* **PROBLEM TO SOLVE**: Give back the records below exactly, every one, with no pictures.

(Saved data entries)
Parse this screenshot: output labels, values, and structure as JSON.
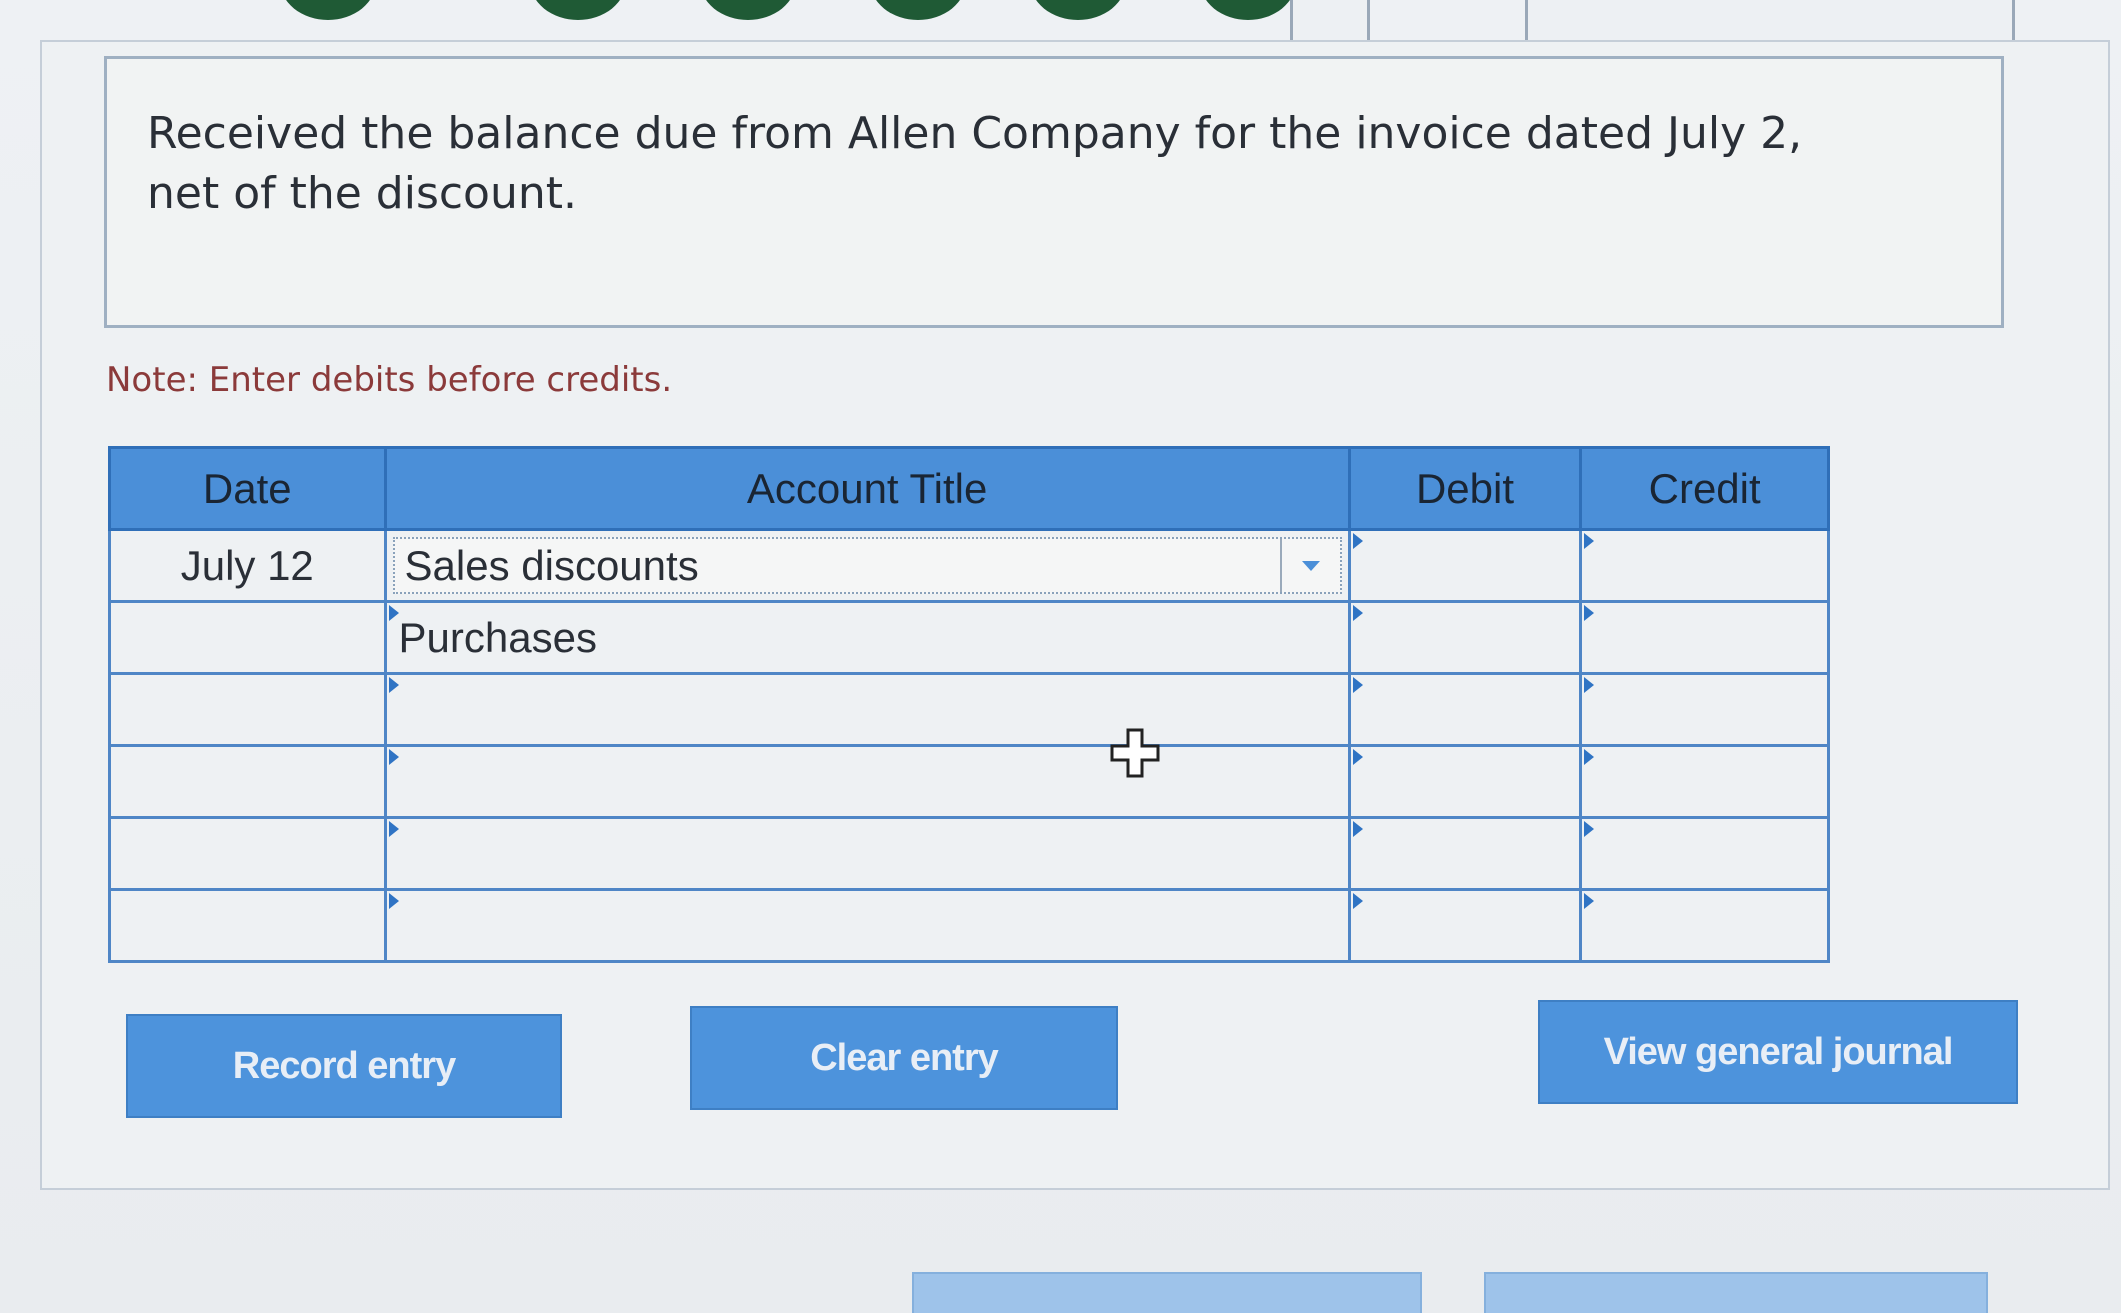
{
  "prompt": {
    "text": "Received the balance due from Allen Company for the invoice dated July 2, net of the discount."
  },
  "note": "Note: Enter debits before credits.",
  "journal": {
    "headers": {
      "date": "Date",
      "account_title": "Account Title",
      "debit": "Debit",
      "credit": "Credit"
    },
    "rows": [
      {
        "date": "July 12",
        "account": "Sales discounts",
        "debit": "",
        "credit": ""
      },
      {
        "date": "",
        "account": "Purchases",
        "debit": "",
        "credit": ""
      },
      {
        "date": "",
        "account": "",
        "debit": "",
        "credit": ""
      },
      {
        "date": "",
        "account": "",
        "debit": "",
        "credit": ""
      },
      {
        "date": "",
        "account": "",
        "debit": "",
        "credit": ""
      },
      {
        "date": "",
        "account": "",
        "debit": "",
        "credit": ""
      }
    ]
  },
  "buttons": {
    "record": "Record entry",
    "clear": "Clear entry",
    "view": "View general journal"
  },
  "colors": {
    "accent": "#4b8fd8",
    "note_text": "#8b3a3a",
    "dot_green": "#1f5a35"
  }
}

* **EXERCISE RESPONSE**:
Parse this screenshot: output labels, values, and structure as JSON.
{
  "prompt": {
    "text": "Received the balance due from Allen Company for the invoice dated July 2, net of the discount."
  },
  "note": "Note: Enter debits before credits.",
  "journal": {
    "headers": {
      "date": "Date",
      "account_title": "Account Title",
      "debit": "Debit",
      "credit": "Credit"
    },
    "rows": [
      {
        "date": "July 12",
        "account": "Sales discounts",
        "debit": "",
        "credit": ""
      },
      {
        "date": "",
        "account": "Purchases",
        "debit": "",
        "credit": ""
      },
      {
        "date": "",
        "account": "",
        "debit": "",
        "credit": ""
      },
      {
        "date": "",
        "account": "",
        "debit": "",
        "credit": ""
      },
      {
        "date": "",
        "account": "",
        "debit": "",
        "credit": ""
      },
      {
        "date": "",
        "account": "",
        "debit": "",
        "credit": ""
      }
    ]
  },
  "buttons": {
    "record": "Record entry",
    "clear": "Clear entry",
    "view": "View general journal"
  },
  "colors": {
    "accent": "#4b8fd8",
    "note_text": "#8b3a3a",
    "dot_green": "#1f5a35"
  }
}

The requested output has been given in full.